INFORMATION SUPPLIED START
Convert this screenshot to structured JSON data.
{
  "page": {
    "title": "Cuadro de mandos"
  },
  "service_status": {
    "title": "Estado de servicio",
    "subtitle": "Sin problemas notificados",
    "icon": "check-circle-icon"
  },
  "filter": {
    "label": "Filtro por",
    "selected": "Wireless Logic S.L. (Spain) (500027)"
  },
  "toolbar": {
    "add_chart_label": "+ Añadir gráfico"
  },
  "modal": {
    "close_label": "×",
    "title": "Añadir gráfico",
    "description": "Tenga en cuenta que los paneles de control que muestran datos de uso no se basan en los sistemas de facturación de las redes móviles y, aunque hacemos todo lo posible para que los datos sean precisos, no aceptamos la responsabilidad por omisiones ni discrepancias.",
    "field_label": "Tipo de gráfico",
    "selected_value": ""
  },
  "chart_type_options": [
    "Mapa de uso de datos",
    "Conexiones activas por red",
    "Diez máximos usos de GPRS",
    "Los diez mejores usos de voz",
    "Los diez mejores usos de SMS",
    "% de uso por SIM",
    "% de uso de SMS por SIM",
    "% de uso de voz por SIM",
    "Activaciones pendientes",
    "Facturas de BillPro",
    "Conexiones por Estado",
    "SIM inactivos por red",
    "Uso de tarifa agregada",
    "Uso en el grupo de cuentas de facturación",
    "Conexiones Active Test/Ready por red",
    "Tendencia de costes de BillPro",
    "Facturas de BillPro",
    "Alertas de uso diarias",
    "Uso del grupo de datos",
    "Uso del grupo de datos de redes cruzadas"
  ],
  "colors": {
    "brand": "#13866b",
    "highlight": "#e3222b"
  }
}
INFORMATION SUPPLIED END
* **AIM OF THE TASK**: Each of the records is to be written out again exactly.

* **TASK OUTPUT**:
Convert this screenshot to structured JSON data.
{
  "page": {
    "title": "Cuadro de mandos"
  },
  "service_status": {
    "title": "Estado de servicio",
    "subtitle": "Sin problemas notificados",
    "icon": "check-circle-icon"
  },
  "filter": {
    "label": "Filtro por",
    "selected": "Wireless Logic S.L. (Spain) (500027)"
  },
  "toolbar": {
    "add_chart_label": "+ Añadir gráfico"
  },
  "modal": {
    "close_label": "×",
    "title": "Añadir gráfico",
    "description": "Tenga en cuenta que los paneles de control que muestran datos de uso no se basan en los sistemas de facturación de las redes móviles y, aunque hacemos todo lo posible para que los datos sean precisos, no aceptamos la responsabilidad por omisiones ni discrepancias.",
    "field_label": "Tipo de gráfico",
    "selected_value": ""
  },
  "chart_type_options": [
    "Mapa de uso de datos",
    "Conexiones activas por red",
    "Diez máximos usos de GPRS",
    "Los diez mejores usos de voz",
    "Los diez mejores usos de SMS",
    "% de uso por SIM",
    "% de uso de SMS por SIM",
    "% de uso de voz por SIM",
    "Activaciones pendientes",
    "Facturas de BillPro",
    "Conexiones por Estado",
    "SIM inactivos por red",
    "Uso de tarifa agregada",
    "Uso en el grupo de cuentas de facturación",
    "Conexiones Active Test/Ready por red",
    "Tendencia de costes de BillPro",
    "Facturas de BillPro",
    "Alertas de uso diarias",
    "Uso del grupo de datos",
    "Uso del grupo de datos de redes cruzadas"
  ],
  "colors": {
    "brand": "#13866b",
    "highlight": "#e3222b"
  }
}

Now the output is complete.